This attitude about religion and the environment stems from as far back as the Torah and this week’s parshah. This week we read Parshat Shoftim, in the middle of the book of D’varim, which outlines our legal system, the responsibilities of judges and prophets, punishments for witnesses, and more. The Torah recognizes that the legal system and those in charge of it must be hip to the times.

In what are essentially laws about laws, we come to laws about fruit trees in chapter 20. The Torah tells us that when we engage in a war against a city and it takes a long time to capture it, we must not destroy the trees. When there are trees left over after a war, we can eat from them, but must preserve them.

Why do we bother saving vegetation in this way? It’s partly symbolic. The Torah is filled with the eternal hope that life renews itself and that while war might be happening right now, there will be a future without it. The Torah demands that we maintain a vision of a bright future even in the darkness of the present. We are the custodians of the earth, but not the outright owners, and as such, we owe it to the future inhabitants to maintain and care for what we have today.

This applies to Judaism as well. As an inheritor of a tradition that existed well before I came into being and one that I hope to pass on for more generations, I know it is my sacred duty to protect and conserve it so that it is still recognizable many years from now.

The Company You Keep – Parshat Re’eh 5780

Life as a rabbi can be hard. Life as a parent can be hard. Life as a woman can be hard. Put them all together, and it makes for a fairly challenging journey at times. 

While this is my personal combination of life experiences and identities, we all have some combination of struggles and challenges we’re facing at any given moment. There are times for all of us when our particular combination makes balancing everything more difficult. Like everyone, I have good days and bad days, and, like everyone, it never fails that when I’m struggling with something in one aspect of my life, other aspects are affected too. Why is it that work always seems to escalate when my children are at their neediest?

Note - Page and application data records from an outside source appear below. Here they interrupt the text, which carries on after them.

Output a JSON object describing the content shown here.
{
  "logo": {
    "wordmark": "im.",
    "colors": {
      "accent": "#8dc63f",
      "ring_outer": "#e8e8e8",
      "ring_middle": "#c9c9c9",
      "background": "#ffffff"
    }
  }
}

It’s in these moments – when everything piles up at once – that I’m grateful for my “village.” My village is a tight-knit circle of friends who have similar life combinations and understand exactly what it’s like to be where I am. Most are working mothers, and some are rabbis too. This village of women is present for me at my highest of highs, and they let me sit in a puddle of tears in their offices (or virtually now) when I don’t think life can get any worse. They support me through 3 a.m. text messaging sessions and playdates where we try to hide from the kids. They cut out shapes for programs I lead because I can’t do it, and they entertain my children when I’m on my last nerve. This village is the best company I could imagine keeping.

My village does this for me because they know I do it for them. It’s important that we hold each other up; we never tear each other down or criticize (unless we’ve been asked). We don’t judge the messy kitchen, the unwashed hair, or the kid wearing a tank top in the fall. We commiserate and collaborate. Each of us is the village, and the village is us.

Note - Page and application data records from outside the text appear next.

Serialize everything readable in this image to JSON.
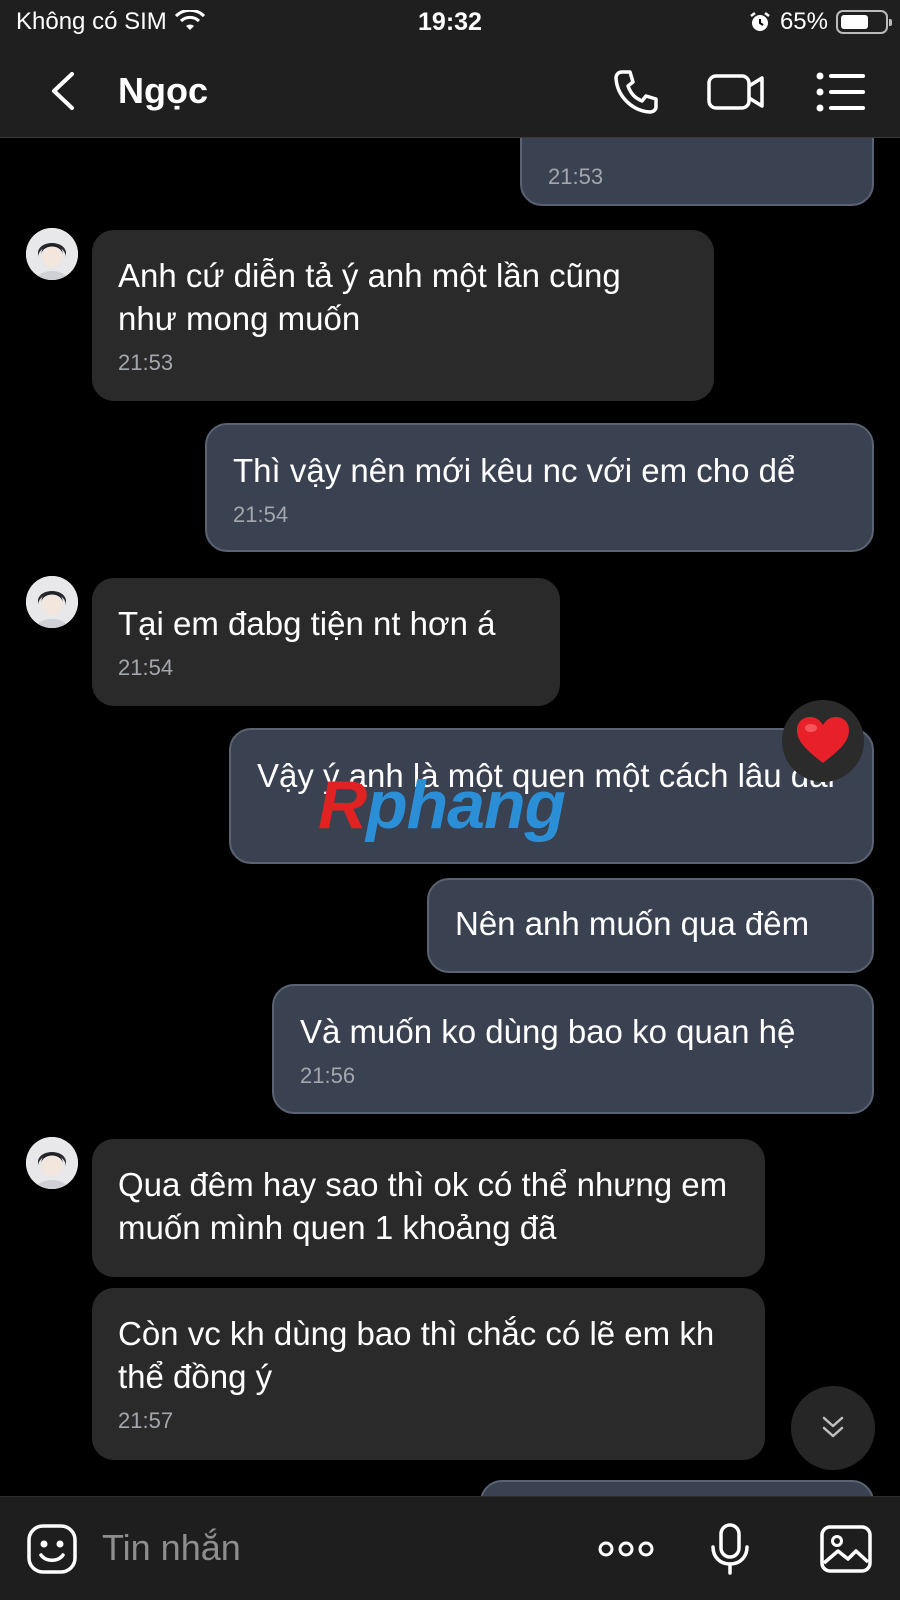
{
  "status_bar": {
    "carrier": "Không có SIM",
    "time": "19:32",
    "battery_percent": "65%",
    "battery_level": 0.65
  },
  "header": {
    "contact_name": "Ngọc"
  },
  "messages": [
    {
      "direction": "out",
      "text": "",
      "time": "21:53"
    },
    {
      "direction": "in",
      "text": "Anh cứ diễn tả ý anh một lần cũng như mong muốn",
      "time": "21:53"
    },
    {
      "direction": "out",
      "text": "Thì vậy nên mới kêu nc với em cho dể",
      "time": "21:54"
    },
    {
      "direction": "in",
      "text": "Tại em đabg tiện nt hơn á",
      "time": "21:54"
    },
    {
      "direction": "out",
      "text": "Vậy ý anh là một quen một cách lâu dài",
      "time": ""
    },
    {
      "direction": "out",
      "text": "Nên anh muốn qua đêm",
      "time": ""
    },
    {
      "direction": "out",
      "text": "Và muốn ko dùng bao ko quan hệ",
      "time": "21:56"
    },
    {
      "direction": "in",
      "text": "Qua đêm hay sao thì ok có thể nhưng em muốn mình quen 1 khoảng đã",
      "time": ""
    },
    {
      "direction": "in",
      "text": "Còn vc kh dùng bao thì chắc có lẽ em kh thể đồng ý",
      "time": "21:57"
    }
  ],
  "reaction": {
    "icon": "heart-icon",
    "color": "#e8202a"
  },
  "watermark": {
    "part1": "R",
    "part2": "phang"
  },
  "input": {
    "placeholder": "Tin nhắn"
  },
  "colors": {
    "incoming_bubble": "#2a2a2a",
    "outgoing_bubble": "#3a4150",
    "background": "#000000"
  }
}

In our Torah portion this week, Parshat Re’eh, we learn of the importance of having this type of village to surround you. In our parshah we learn about the blessings and curses that will come with observance (or lack thereof) of the mitzvot we’re given. We receive some final warnings about following the laws against idolatry, laws for keeping kosher, and the importance of treating each other as equals. Finally, we receive some more information on our three pilgrimage festivals. 

As God is listing these rules, a curious section of text about living with idolaters stands out. The text states that all living in the town of idolaters shall be put to the sword. Is this saying that if you live amongst idolaters, even if you yourself are not one, you will be put to death? Again, the village is a representation of you, both positive and negative. 

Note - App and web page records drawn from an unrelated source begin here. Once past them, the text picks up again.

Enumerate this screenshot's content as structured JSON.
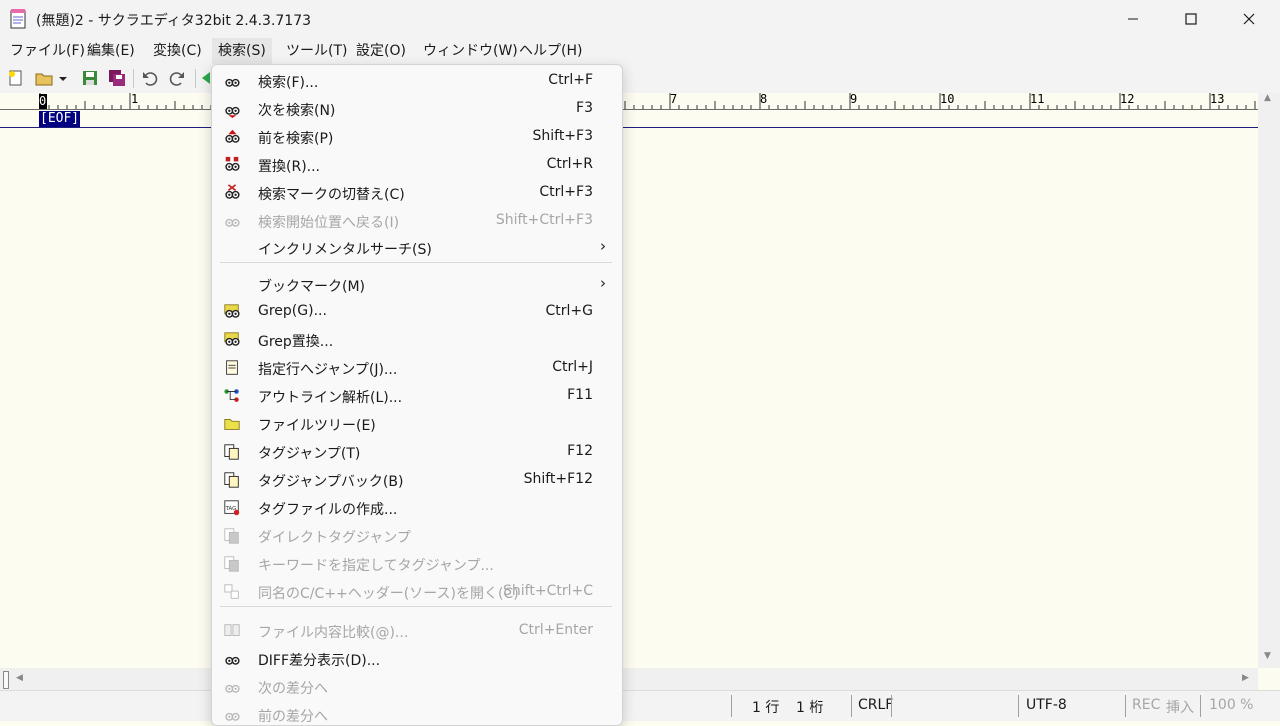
{
  "window": {
    "title": "(無題)2 - サクラエディタ32bit 2.4.3.7173",
    "minimize_icon": "minimize-icon",
    "maximize_icon": "maximize-icon",
    "close_icon": "close-icon"
  },
  "menubar": {
    "items": [
      "ファイル(F)",
      "編集(E)",
      "変換(C)",
      "検索(S)",
      "ツール(T)",
      "設定(O)",
      "ウィンドウ(W)",
      "ヘルプ(H)"
    ],
    "active_index": 3
  },
  "toolbar": {
    "icons": [
      "new-file-icon",
      "open-file-icon",
      "dropdown-arrow-icon",
      "save-icon",
      "save-all-icon",
      "undo-icon",
      "redo-icon",
      "jump-back-icon"
    ]
  },
  "ruler": {
    "cursor_label": "0",
    "labels": [
      "1",
      "7",
      "8",
      "9",
      "10",
      "11",
      "12",
      "13"
    ]
  },
  "editor": {
    "eof_marker": "[EOF]",
    "background": "#fdfcf0",
    "eof_bg": "#000080"
  },
  "search_menu": {
    "items": [
      {
        "label": "検索(F)...",
        "shortcut": "Ctrl+F",
        "icon": "find-icon",
        "enabled": true
      },
      {
        "label": "次を検索(N)",
        "shortcut": "F3",
        "icon": "find-next-icon",
        "enabled": true
      },
      {
        "label": "前を検索(P)",
        "shortcut": "Shift+F3",
        "icon": "find-prev-icon",
        "enabled": true
      },
      {
        "label": "置換(R)...",
        "shortcut": "Ctrl+R",
        "icon": "replace-icon",
        "enabled": true
      },
      {
        "label": "検索マークの切替え(C)",
        "shortcut": "Ctrl+F3",
        "icon": "toggle-search-mark-icon",
        "enabled": true
      },
      {
        "label": "検索開始位置へ戻る(I)",
        "shortcut": "Shift+Ctrl+F3",
        "icon": "search-start-icon",
        "enabled": false
      },
      {
        "label": "インクリメンタルサーチ(S)",
        "shortcut": "",
        "icon": "",
        "enabled": true,
        "submenu": true
      },
      {
        "label": "ブックマーク(M)",
        "shortcut": "",
        "icon": "",
        "enabled": true,
        "submenu": true
      },
      {
        "label": "Grep(G)...",
        "shortcut": "Ctrl+G",
        "icon": "grep-icon",
        "enabled": true
      },
      {
        "label": "Grep置換...",
        "shortcut": "",
        "icon": "grep-replace-icon",
        "enabled": true
      },
      {
        "label": "指定行へジャンプ(J)...",
        "shortcut": "Ctrl+J",
        "icon": "jump-line-icon",
        "enabled": true
      },
      {
        "label": "アウトライン解析(L)...",
        "shortcut": "F11",
        "icon": "outline-icon",
        "enabled": true
      },
      {
        "label": "ファイルツリー(E)",
        "shortcut": "",
        "icon": "file-tree-icon",
        "enabled": true
      },
      {
        "label": "タグジャンプ(T)",
        "shortcut": "F12",
        "icon": "tag-jump-icon",
        "enabled": true
      },
      {
        "label": "タグジャンプバック(B)",
        "shortcut": "Shift+F12",
        "icon": "tag-jump-back-icon",
        "enabled": true
      },
      {
        "label": "タグファイルの作成...",
        "shortcut": "",
        "icon": "tag-file-icon",
        "enabled": true
      },
      {
        "label": "ダイレクトタグジャンプ",
        "shortcut": "",
        "icon": "direct-tag-jump-icon",
        "enabled": false
      },
      {
        "label": "キーワードを指定してタグジャンプ...",
        "shortcut": "",
        "icon": "keyword-tag-jump-icon",
        "enabled": false
      },
      {
        "label": "同名のC/C++ヘッダー(ソース)を開く(C)",
        "shortcut": "Shift+Ctrl+C",
        "icon": "open-header-icon",
        "enabled": false
      },
      {
        "label": "ファイル内容比較(@)...",
        "shortcut": "Ctrl+Enter",
        "icon": "compare-icon",
        "enabled": false
      },
      {
        "label": "DIFF差分表示(D)...",
        "shortcut": "",
        "icon": "diff-icon",
        "enabled": true
      },
      {
        "label": "次の差分へ",
        "shortcut": "",
        "icon": "next-diff-icon",
        "enabled": false
      },
      {
        "label": "前の差分へ",
        "shortcut": "",
        "icon": "prev-diff-icon",
        "enabled": false
      }
    ]
  },
  "statusbar": {
    "line": "1 行",
    "column": "1 桁",
    "eol": "CRLF",
    "encoding": "UTF-8",
    "rec": "REC",
    "insert_mode": "挿入",
    "zoom": "100 %"
  }
}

Whether it’s the beginning of a new nation or a parent teaching a child or a reminder to ourselves about our own friends, the lesson is clear: the company you keep is who you become, for better or worse. How does your village help you be the best version of yourself?